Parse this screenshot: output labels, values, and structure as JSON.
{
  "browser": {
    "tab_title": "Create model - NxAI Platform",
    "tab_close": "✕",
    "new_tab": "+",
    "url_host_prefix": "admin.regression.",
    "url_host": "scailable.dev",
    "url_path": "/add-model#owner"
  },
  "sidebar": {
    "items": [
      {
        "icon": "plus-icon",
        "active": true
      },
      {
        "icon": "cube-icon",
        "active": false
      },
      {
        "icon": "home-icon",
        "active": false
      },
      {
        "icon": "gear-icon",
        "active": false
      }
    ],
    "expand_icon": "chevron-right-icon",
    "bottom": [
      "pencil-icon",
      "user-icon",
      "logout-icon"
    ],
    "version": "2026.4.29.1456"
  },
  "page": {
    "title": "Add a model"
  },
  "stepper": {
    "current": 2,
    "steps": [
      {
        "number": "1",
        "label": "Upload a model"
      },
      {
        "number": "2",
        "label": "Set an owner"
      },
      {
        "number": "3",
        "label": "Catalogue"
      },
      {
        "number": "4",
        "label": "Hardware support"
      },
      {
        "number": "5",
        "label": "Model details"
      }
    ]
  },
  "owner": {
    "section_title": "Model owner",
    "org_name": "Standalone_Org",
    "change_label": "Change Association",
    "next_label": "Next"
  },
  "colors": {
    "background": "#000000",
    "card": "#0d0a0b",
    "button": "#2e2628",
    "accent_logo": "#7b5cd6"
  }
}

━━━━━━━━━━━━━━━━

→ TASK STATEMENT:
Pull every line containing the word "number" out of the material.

→ REPLY:
        "number": "1",
        "number": "2",
        "number": "3",
        "number": "4",
        "number": "5",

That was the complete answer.